> [ABOUT THIS EXERCISE]: Write out all the entries word for word and omit any pictures.

Element data from apps and pages
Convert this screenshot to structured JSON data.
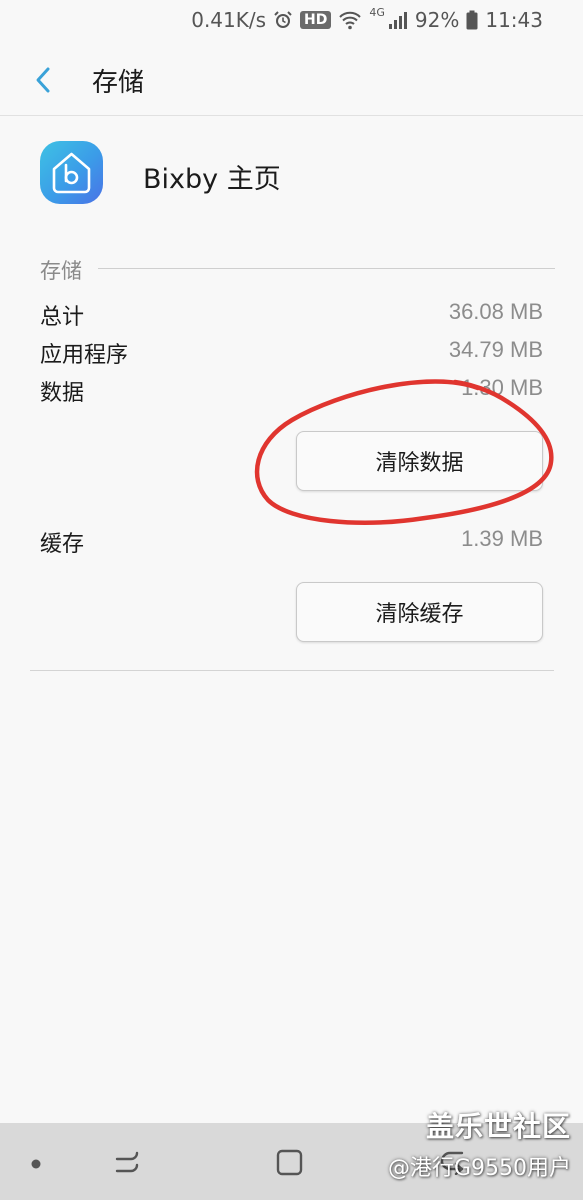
{
  "status_bar": {
    "net_speed": "0.41K/s",
    "hd_badge": "HD",
    "network_type": "4G",
    "battery": "92%",
    "time": "11:43",
    "icons": [
      "alarm-icon",
      "wifi-icon",
      "signal-icon",
      "battery-icon"
    ]
  },
  "app_bar": {
    "back_icon": "chevron-left-icon",
    "title": "存储"
  },
  "app": {
    "name": "Bixby 主页",
    "icon": "bixby-home-icon",
    "icon_colors": [
      "#3ec2e4",
      "#3b9ce8",
      "#4a72e6"
    ]
  },
  "storage": {
    "section_title": "存储",
    "rows": [
      {
        "label": "总计",
        "value": "36.08 MB"
      },
      {
        "label": "应用程序",
        "value": "34.79 MB"
      },
      {
        "label": "数据",
        "value": "1.30 MB"
      }
    ],
    "clear_data_label": "清除数据",
    "cache_label": "缓存",
    "cache_value": "1.39 MB",
    "clear_cache_label": "清除缓存"
  },
  "annotation": {
    "color": "#e0352f",
    "marks": "clear-data-button"
  },
  "nav_bar": {
    "items": [
      "dot-icon",
      "recents-icon",
      "home-icon",
      "back-icon"
    ]
  },
  "watermark": {
    "line1": "盖乐世社区",
    "line2": "@港行G9550用户"
  },
  "colors": {
    "background": "#f8f8f8",
    "accent": "#3aa2d8",
    "secondary_text": "#8c8c8c",
    "nav_bar": "#d9d9d9"
  }
}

> [TASK RESULT]:
Convert this screenshot to structured JSON data.
{
  "status_bar": {
    "net_speed": "0.41K/s",
    "hd_badge": "HD",
    "network_type": "4G",
    "battery": "92%",
    "time": "11:43",
    "icons": [
      "alarm-icon",
      "wifi-icon",
      "signal-icon",
      "battery-icon"
    ]
  },
  "app_bar": {
    "back_icon": "chevron-left-icon",
    "title": "存储"
  },
  "app": {
    "name": "Bixby 主页",
    "icon": "bixby-home-icon",
    "icon_colors": [
      "#3ec2e4",
      "#3b9ce8",
      "#4a72e6"
    ]
  },
  "storage": {
    "section_title": "存储",
    "rows": [
      {
        "label": "总计",
        "value": "36.08 MB"
      },
      {
        "label": "应用程序",
        "value": "34.79 MB"
      },
      {
        "label": "数据",
        "value": "1.30 MB"
      }
    ],
    "clear_data_label": "清除数据",
    "cache_label": "缓存",
    "cache_value": "1.39 MB",
    "clear_cache_label": "清除缓存"
  },
  "annotation": {
    "color": "#e0352f",
    "marks": "clear-data-button"
  },
  "nav_bar": {
    "items": [
      "dot-icon",
      "recents-icon",
      "home-icon",
      "back-icon"
    ]
  },
  "watermark": {
    "line1": "盖乐世社区",
    "line2": "@港行G9550用户"
  },
  "colors": {
    "background": "#f8f8f8",
    "accent": "#3aa2d8",
    "secondary_text": "#8c8c8c",
    "nav_bar": "#d9d9d9"
  }
}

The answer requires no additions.